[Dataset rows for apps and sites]

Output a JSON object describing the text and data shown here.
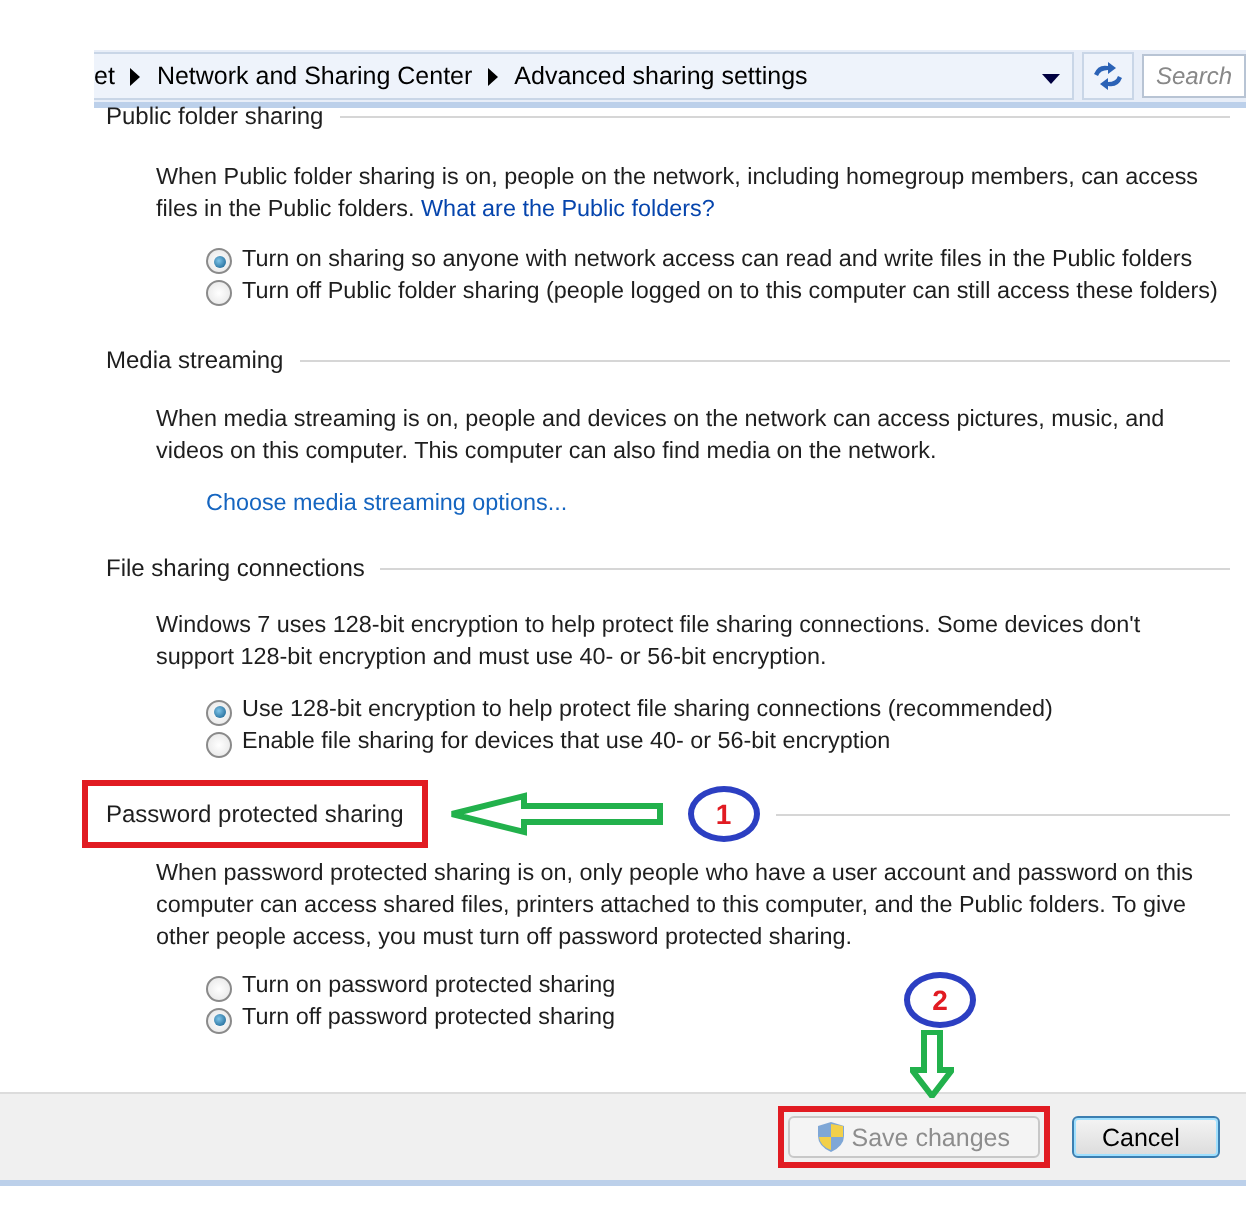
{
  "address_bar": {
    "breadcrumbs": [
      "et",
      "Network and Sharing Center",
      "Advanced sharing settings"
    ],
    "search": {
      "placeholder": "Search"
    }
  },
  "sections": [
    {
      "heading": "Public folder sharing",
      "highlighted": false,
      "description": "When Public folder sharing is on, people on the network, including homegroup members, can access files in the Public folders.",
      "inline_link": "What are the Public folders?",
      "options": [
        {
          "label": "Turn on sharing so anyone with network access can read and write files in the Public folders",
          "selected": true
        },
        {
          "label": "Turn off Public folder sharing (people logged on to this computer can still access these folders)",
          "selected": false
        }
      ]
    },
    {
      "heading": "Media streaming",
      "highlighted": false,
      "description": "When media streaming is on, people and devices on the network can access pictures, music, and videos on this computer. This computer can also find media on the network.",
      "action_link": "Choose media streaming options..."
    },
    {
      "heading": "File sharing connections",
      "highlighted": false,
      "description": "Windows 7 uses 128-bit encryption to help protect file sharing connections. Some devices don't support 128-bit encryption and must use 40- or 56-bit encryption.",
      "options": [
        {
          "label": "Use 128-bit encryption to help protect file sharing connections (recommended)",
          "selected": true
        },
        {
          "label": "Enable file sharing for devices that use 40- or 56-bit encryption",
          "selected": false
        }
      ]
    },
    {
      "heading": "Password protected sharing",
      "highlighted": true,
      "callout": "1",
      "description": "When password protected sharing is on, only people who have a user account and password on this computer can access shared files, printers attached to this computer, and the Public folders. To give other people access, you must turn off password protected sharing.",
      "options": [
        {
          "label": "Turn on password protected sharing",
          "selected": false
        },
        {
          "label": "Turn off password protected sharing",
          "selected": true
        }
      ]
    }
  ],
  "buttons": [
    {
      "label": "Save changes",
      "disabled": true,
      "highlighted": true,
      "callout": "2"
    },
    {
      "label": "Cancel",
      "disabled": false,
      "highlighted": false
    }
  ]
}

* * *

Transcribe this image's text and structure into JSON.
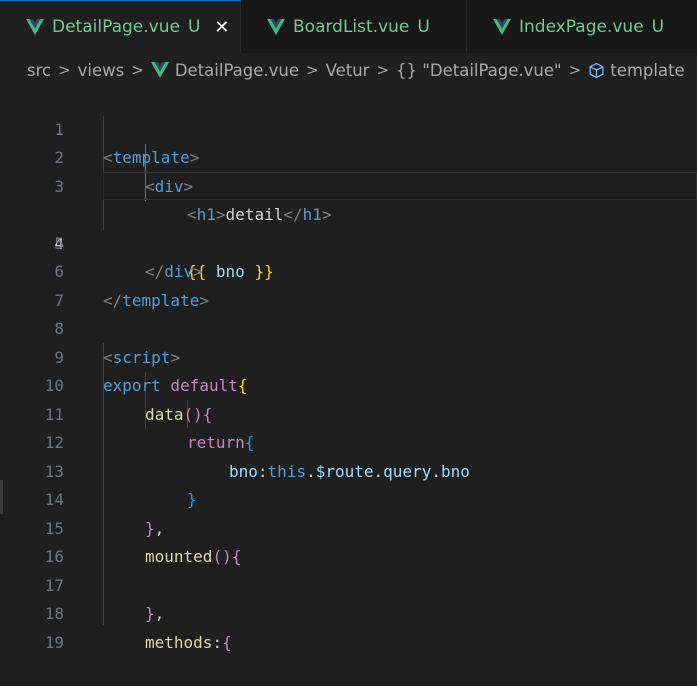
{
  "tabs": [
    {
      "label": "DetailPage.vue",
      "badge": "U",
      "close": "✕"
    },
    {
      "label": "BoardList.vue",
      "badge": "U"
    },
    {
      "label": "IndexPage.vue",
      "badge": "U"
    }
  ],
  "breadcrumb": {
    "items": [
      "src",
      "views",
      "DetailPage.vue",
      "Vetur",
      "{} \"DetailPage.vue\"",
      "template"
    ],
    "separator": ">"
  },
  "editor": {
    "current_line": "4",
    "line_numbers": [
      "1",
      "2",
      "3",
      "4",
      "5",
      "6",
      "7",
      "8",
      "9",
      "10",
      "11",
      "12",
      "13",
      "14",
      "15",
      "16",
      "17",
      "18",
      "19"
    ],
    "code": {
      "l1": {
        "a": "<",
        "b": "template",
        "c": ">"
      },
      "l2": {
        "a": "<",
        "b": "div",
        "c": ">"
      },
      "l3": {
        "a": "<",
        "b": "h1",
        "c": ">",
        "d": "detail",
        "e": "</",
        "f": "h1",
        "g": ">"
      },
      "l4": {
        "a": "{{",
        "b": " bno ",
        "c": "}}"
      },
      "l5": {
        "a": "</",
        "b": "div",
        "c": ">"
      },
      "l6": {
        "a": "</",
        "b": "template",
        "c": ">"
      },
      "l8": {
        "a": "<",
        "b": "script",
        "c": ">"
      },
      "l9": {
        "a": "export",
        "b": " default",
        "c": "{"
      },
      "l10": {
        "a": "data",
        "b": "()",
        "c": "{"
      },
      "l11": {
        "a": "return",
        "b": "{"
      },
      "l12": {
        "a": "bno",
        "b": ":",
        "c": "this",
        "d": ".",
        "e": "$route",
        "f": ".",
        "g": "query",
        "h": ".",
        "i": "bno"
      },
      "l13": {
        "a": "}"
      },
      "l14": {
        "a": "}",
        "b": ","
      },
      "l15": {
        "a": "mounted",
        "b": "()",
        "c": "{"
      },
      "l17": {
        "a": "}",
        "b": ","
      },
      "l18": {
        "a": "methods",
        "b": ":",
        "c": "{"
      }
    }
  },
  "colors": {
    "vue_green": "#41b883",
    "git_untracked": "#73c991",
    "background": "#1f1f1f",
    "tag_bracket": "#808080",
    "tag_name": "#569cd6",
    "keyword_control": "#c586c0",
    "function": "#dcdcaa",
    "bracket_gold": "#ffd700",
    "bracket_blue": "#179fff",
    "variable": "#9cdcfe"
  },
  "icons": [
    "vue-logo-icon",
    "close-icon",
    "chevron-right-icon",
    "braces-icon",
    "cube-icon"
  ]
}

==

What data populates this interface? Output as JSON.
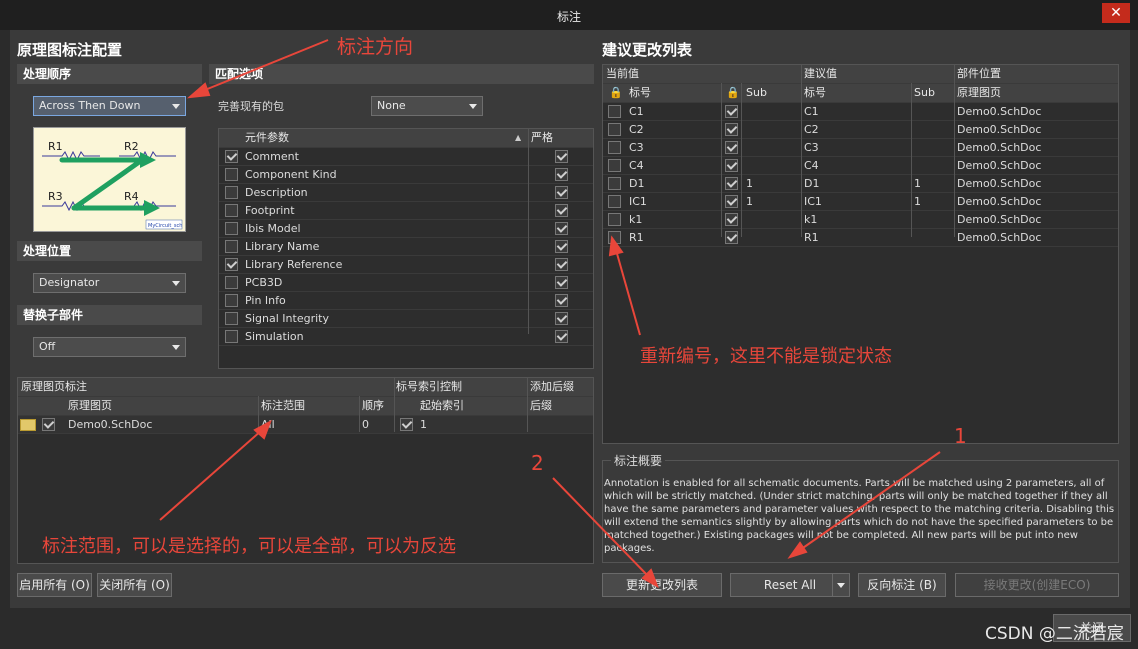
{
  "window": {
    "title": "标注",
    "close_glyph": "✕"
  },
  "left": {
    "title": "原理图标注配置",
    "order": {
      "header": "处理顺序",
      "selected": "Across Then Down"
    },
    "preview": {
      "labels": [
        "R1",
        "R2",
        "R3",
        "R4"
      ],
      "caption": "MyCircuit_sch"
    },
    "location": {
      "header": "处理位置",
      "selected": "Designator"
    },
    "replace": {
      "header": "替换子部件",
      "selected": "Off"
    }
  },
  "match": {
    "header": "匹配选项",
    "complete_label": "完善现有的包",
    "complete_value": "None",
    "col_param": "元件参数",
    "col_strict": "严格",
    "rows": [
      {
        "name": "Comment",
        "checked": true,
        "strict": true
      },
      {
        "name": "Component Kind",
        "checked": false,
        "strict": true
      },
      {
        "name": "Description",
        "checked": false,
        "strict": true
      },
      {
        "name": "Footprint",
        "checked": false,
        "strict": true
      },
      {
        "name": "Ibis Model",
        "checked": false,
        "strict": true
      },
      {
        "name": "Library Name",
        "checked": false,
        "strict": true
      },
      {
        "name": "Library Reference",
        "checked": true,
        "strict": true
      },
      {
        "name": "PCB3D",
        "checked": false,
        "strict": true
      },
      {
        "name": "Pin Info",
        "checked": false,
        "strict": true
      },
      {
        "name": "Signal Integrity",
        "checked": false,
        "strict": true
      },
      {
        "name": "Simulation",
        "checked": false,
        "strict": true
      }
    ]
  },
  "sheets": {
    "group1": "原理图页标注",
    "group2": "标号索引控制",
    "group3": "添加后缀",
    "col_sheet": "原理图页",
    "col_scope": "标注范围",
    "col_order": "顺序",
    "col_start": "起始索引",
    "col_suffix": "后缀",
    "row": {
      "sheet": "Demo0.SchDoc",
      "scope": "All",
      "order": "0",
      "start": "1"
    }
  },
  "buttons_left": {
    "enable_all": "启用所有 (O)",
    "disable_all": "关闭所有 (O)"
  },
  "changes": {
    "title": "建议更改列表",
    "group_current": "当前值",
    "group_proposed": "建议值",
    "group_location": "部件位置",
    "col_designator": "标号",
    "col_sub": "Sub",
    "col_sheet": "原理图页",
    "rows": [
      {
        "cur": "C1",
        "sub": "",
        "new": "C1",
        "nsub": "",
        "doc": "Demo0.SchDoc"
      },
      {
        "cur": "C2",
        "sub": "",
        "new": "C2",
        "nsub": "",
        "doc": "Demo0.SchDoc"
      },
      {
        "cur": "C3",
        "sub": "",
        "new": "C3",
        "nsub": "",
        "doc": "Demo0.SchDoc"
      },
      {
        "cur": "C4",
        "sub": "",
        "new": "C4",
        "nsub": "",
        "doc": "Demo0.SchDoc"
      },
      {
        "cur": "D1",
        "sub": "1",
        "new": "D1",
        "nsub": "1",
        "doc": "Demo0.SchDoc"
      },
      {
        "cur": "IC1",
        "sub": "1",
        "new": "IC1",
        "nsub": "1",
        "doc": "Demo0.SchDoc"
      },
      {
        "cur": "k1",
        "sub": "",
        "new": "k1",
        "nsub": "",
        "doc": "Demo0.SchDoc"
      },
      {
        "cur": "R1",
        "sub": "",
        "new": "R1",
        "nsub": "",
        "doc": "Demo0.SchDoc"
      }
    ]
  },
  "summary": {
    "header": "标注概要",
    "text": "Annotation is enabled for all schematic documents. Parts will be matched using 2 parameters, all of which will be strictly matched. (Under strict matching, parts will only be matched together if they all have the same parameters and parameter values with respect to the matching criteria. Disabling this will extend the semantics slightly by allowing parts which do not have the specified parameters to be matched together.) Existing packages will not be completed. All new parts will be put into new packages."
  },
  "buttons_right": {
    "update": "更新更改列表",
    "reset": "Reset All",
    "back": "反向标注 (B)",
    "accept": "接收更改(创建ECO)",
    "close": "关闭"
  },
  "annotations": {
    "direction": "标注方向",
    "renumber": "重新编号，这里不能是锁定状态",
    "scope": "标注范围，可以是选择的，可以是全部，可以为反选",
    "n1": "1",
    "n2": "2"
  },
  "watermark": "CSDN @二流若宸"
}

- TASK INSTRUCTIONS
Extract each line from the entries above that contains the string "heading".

- RESPONSE AREA
      "heading": "Public folder sharing",
      "heading": "Media streaming",
      "heading": "File sharing connections",
      "heading": "Password protected sharing",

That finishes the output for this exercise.